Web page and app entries
%%

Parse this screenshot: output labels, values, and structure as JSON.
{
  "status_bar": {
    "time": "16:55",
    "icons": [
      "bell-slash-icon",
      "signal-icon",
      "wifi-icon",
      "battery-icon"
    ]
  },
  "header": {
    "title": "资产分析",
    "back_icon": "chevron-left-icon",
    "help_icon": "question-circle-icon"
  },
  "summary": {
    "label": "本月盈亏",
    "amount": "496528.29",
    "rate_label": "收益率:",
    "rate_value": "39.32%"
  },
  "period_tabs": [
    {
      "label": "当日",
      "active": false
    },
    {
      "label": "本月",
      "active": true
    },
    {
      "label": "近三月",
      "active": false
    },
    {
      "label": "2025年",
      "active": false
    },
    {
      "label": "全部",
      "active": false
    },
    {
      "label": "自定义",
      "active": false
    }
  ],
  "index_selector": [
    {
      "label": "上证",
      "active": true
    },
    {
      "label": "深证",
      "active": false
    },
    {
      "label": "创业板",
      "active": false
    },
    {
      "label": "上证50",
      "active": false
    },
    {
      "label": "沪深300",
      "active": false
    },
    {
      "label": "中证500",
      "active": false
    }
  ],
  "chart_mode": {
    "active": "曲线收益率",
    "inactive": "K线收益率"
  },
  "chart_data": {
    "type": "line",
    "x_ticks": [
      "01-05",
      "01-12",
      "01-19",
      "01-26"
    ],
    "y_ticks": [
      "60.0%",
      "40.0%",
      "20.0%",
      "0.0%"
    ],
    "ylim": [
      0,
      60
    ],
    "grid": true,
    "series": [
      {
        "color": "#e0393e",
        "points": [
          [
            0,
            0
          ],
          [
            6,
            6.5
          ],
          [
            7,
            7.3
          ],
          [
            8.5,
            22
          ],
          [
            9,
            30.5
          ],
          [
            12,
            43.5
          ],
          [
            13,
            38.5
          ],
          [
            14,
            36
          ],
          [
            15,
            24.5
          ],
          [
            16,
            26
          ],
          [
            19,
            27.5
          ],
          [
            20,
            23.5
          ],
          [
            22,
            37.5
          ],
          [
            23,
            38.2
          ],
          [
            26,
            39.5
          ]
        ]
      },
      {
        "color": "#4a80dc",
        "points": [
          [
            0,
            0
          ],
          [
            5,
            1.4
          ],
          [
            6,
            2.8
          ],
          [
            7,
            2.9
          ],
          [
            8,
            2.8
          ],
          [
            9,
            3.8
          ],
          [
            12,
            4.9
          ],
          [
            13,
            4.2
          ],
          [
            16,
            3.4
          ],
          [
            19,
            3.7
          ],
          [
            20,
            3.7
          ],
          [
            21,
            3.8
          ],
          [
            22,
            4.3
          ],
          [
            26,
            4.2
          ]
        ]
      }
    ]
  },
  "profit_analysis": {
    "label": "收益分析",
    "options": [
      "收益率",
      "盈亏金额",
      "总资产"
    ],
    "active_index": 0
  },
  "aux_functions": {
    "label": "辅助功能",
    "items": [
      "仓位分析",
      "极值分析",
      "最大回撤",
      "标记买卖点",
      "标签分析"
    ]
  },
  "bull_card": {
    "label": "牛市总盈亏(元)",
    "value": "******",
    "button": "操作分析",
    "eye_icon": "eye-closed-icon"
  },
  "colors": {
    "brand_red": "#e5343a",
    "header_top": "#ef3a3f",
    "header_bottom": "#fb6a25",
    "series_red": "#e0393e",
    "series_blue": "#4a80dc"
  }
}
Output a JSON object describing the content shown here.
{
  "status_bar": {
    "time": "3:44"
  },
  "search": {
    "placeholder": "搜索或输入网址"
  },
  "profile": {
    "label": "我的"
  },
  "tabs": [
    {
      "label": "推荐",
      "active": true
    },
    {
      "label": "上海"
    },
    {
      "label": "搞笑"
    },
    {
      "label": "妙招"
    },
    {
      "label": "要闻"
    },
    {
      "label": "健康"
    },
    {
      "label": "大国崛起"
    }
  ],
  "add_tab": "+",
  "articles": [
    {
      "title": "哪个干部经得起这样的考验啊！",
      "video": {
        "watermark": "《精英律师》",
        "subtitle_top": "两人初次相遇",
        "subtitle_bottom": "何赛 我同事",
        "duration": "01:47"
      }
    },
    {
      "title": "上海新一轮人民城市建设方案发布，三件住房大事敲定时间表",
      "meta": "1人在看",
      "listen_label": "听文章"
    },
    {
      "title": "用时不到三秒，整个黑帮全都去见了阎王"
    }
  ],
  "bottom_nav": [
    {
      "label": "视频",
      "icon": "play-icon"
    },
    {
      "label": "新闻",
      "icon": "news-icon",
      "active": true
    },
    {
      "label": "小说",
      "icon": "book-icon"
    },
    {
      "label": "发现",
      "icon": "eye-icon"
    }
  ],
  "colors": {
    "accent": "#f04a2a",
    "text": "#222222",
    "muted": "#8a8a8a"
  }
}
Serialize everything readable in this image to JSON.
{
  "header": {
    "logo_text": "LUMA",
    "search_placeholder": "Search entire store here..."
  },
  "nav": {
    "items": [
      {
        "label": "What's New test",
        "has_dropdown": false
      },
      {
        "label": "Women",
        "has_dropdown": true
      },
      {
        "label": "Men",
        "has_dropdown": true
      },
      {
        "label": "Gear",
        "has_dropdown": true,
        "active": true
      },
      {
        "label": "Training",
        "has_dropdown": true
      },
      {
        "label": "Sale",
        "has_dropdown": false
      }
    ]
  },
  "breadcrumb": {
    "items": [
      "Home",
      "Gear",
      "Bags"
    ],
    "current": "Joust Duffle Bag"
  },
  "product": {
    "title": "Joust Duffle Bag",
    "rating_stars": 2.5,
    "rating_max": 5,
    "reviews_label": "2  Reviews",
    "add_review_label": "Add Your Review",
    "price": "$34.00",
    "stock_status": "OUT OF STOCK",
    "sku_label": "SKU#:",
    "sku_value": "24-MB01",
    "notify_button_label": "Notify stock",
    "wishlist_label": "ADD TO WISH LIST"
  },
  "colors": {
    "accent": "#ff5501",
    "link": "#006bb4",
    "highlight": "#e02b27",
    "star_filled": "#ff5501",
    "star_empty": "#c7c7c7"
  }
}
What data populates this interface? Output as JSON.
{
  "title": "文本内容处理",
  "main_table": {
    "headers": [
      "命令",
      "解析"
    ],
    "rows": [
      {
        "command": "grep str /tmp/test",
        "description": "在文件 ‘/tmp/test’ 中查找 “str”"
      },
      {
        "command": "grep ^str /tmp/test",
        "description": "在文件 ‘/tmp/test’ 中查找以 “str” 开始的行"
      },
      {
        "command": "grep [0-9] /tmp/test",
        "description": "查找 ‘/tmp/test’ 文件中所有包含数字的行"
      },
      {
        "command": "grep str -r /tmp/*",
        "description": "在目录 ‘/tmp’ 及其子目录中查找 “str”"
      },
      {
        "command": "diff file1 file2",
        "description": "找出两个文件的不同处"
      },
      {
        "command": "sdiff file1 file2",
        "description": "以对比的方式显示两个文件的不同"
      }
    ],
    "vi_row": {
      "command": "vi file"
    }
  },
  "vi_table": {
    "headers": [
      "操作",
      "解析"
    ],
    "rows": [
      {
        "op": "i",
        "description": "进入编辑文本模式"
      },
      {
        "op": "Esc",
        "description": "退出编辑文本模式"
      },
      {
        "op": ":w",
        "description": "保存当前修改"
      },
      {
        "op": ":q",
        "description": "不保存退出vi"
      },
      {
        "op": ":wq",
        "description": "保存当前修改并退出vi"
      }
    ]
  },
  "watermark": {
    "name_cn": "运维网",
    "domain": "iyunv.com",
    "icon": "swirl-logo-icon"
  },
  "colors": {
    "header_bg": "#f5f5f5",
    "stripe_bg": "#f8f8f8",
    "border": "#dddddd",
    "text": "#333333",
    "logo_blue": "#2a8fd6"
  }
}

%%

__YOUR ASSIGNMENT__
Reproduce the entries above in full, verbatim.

__EXPECTED ANSWER__
Parse this screenshot: output labels, values, and structure as JSON.
{
  "status_bar": {
    "time": "16:55",
    "icons": [
      "bell-slash-icon",
      "signal-icon",
      "wifi-icon",
      "battery-icon"
    ]
  },
  "header": {
    "title": "资产分析",
    "back_icon": "chevron-left-icon",
    "help_icon": "question-circle-icon"
  },
  "summary": {
    "label": "本月盈亏",
    "amount": "496528.29",
    "rate_label": "收益率:",
    "rate_value": "39.32%"
  },
  "period_tabs": [
    {
      "label": "当日",
      "active": false
    },
    {
      "label": "本月",
      "active": true
    },
    {
      "label": "近三月",
      "active": false
    },
    {
      "label": "2025年",
      "active": false
    },
    {
      "label": "全部",
      "active": false
    },
    {
      "label": "自定义",
      "active": false
    }
  ],
  "index_selector": [
    {
      "label": "上证",
      "active": true
    },
    {
      "label": "深证",
      "active": false
    },
    {
      "label": "创业板",
      "active": false
    },
    {
      "label": "上证50",
      "active": false
    },
    {
      "label": "沪深300",
      "active": false
    },
    {
      "label": "中证500",
      "active": false
    }
  ],
  "chart_mode": {
    "active": "曲线收益率",
    "inactive": "K线收益率"
  },
  "chart_data": {
    "type": "line",
    "x_ticks": [
      "01-05",
      "01-12",
      "01-19",
      "01-26"
    ],
    "y_ticks": [
      "60.0%",
      "40.0%",
      "20.0%",
      "0.0%"
    ],
    "ylim": [
      0,
      60
    ],
    "grid": true,
    "series": [
      {
        "color": "#e0393e",
        "points": [
          [
            0,
            0
          ],
          [
            6,
            6.5
          ],
          [
            7,
            7.3
          ],
          [
            8.5,
            22
          ],
          [
            9,
            30.5
          ],
          [
            12,
            43.5
          ],
          [
            13,
            38.5
          ],
          [
            14,
            36
          ],
          [
            15,
            24.5
          ],
          [
            16,
            26
          ],
          [
            19,
            27.5
          ],
          [
            20,
            23.5
          ],
          [
            22,
            37.5
          ],
          [
            23,
            38.2
          ],
          [
            26,
            39.5
          ]
        ]
      },
      {
        "color": "#4a80dc",
        "points": [
          [
            0,
            0
          ],
          [
            5,
            1.4
          ],
          [
            6,
            2.8
          ],
          [
            7,
            2.9
          ],
          [
            8,
            2.8
          ],
          [
            9,
            3.8
          ],
          [
            12,
            4.9
          ],
          [
            13,
            4.2
          ],
          [
            16,
            3.4
          ],
          [
            19,
            3.7
          ],
          [
            20,
            3.7
          ],
          [
            21,
            3.8
          ],
          [
            22,
            4.3
          ],
          [
            26,
            4.2
          ]
        ]
      }
    ]
  },
  "profit_analysis": {
    "label": "收益分析",
    "options": [
      "收益率",
      "盈亏金额",
      "总资产"
    ],
    "active_index": 0
  },
  "aux_functions": {
    "label": "辅助功能",
    "items": [
      "仓位分析",
      "极值分析",
      "最大回撤",
      "标记买卖点",
      "标签分析"
    ]
  },
  "bull_card": {
    "label": "牛市总盈亏(元)",
    "value": "******",
    "button": "操作分析",
    "eye_icon": "eye-closed-icon"
  },
  "colors": {
    "brand_red": "#e5343a",
    "header_top": "#ef3a3f",
    "header_bottom": "#fb6a25",
    "series_red": "#e0393e",
    "series_blue": "#4a80dc"
  }
}
Output a JSON object describing the content shown here.
{
  "status_bar": {
    "time": "3:44"
  },
  "search": {
    "placeholder": "搜索或输入网址"
  },
  "profile": {
    "label": "我的"
  },
  "tabs": [
    {
      "label": "推荐",
      "active": true
    },
    {
      "label": "上海"
    },
    {
      "label": "搞笑"
    },
    {
      "label": "妙招"
    },
    {
      "label": "要闻"
    },
    {
      "label": "健康"
    },
    {
      "label": "大国崛起"
    }
  ],
  "add_tab": "+",
  "articles": [
    {
      "title": "哪个干部经得起这样的考验啊！",
      "video": {
        "watermark": "《精英律师》",
        "subtitle_top": "两人初次相遇",
        "subtitle_bottom": "何赛 我同事",
        "duration": "01:47"
      }
    },
    {
      "title": "上海新一轮人民城市建设方案发布，三件住房大事敲定时间表",
      "meta": "1人在看",
      "listen_label": "听文章"
    },
    {
      "title": "用时不到三秒，整个黑帮全都去见了阎王"
    }
  ],
  "bottom_nav": [
    {
      "label": "视频",
      "icon": "play-icon"
    },
    {
      "label": "新闻",
      "icon": "news-icon",
      "active": true
    },
    {
      "label": "小说",
      "icon": "book-icon"
    },
    {
      "label": "发现",
      "icon": "eye-icon"
    }
  ],
  "colors": {
    "accent": "#f04a2a",
    "text": "#222222",
    "muted": "#8a8a8a"
  }
}
Serialize everything readable in this image to JSON.
{
  "header": {
    "logo_text": "LUMA",
    "search_placeholder": "Search entire store here..."
  },
  "nav": {
    "items": [
      {
        "label": "What's New test",
        "has_dropdown": false
      },
      {
        "label": "Women",
        "has_dropdown": true
      },
      {
        "label": "Men",
        "has_dropdown": true
      },
      {
        "label": "Gear",
        "has_dropdown": true,
        "active": true
      },
      {
        "label": "Training",
        "has_dropdown": true
      },
      {
        "label": "Sale",
        "has_dropdown": false
      }
    ]
  },
  "breadcrumb": {
    "items": [
      "Home",
      "Gear",
      "Bags"
    ],
    "current": "Joust Duffle Bag"
  },
  "product": {
    "title": "Joust Duffle Bag",
    "rating_stars": 2.5,
    "rating_max": 5,
    "reviews_label": "2  Reviews",
    "add_review_label": "Add Your Review",
    "price": "$34.00",
    "stock_status": "OUT OF STOCK",
    "sku_label": "SKU#:",
    "sku_value": "24-MB01",
    "notify_button_label": "Notify stock",
    "wishlist_label": "ADD TO WISH LIST"
  },
  "colors": {
    "accent": "#ff5501",
    "link": "#006bb4",
    "highlight": "#e02b27",
    "star_filled": "#ff5501",
    "star_empty": "#c7c7c7"
  }
}
What data populates this interface? Output as JSON.
{
  "title": "文本内容处理",
  "main_table": {
    "headers": [
      "命令",
      "解析"
    ],
    "rows": [
      {
        "command": "grep str /tmp/test",
        "description": "在文件 ‘/tmp/test’ 中查找 “str”"
      },
      {
        "command": "grep ^str /tmp/test",
        "description": "在文件 ‘/tmp/test’ 中查找以 “str” 开始的行"
      },
      {
        "command": "grep [0-9] /tmp/test",
        "description": "查找 ‘/tmp/test’ 文件中所有包含数字的行"
      },
      {
        "command": "grep str -r /tmp/*",
        "description": "在目录 ‘/tmp’ 及其子目录中查找 “str”"
      },
      {
        "command": "diff file1 file2",
        "description": "找出两个文件的不同处"
      },
      {
        "command": "sdiff file1 file2",
        "description": "以对比的方式显示两个文件的不同"
      }
    ],
    "vi_row": {
      "command": "vi file"
    }
  },
  "vi_table": {
    "headers": [
      "操作",
      "解析"
    ],
    "rows": [
      {
        "op": "i",
        "description": "进入编辑文本模式"
      },
      {
        "op": "Esc",
        "description": "退出编辑文本模式"
      },
      {
        "op": ":w",
        "description": "保存当前修改"
      },
      {
        "op": ":q",
        "description": "不保存退出vi"
      },
      {
        "op": ":wq",
        "description": "保存当前修改并退出vi"
      }
    ]
  },
  "watermark": {
    "name_cn": "运维网",
    "domain": "iyunv.com",
    "icon": "swirl-logo-icon"
  },
  "colors": {
    "header_bg": "#f5f5f5",
    "stripe_bg": "#f8f8f8",
    "border": "#dddddd",
    "text": "#333333",
    "logo_blue": "#2a8fd6"
  }
}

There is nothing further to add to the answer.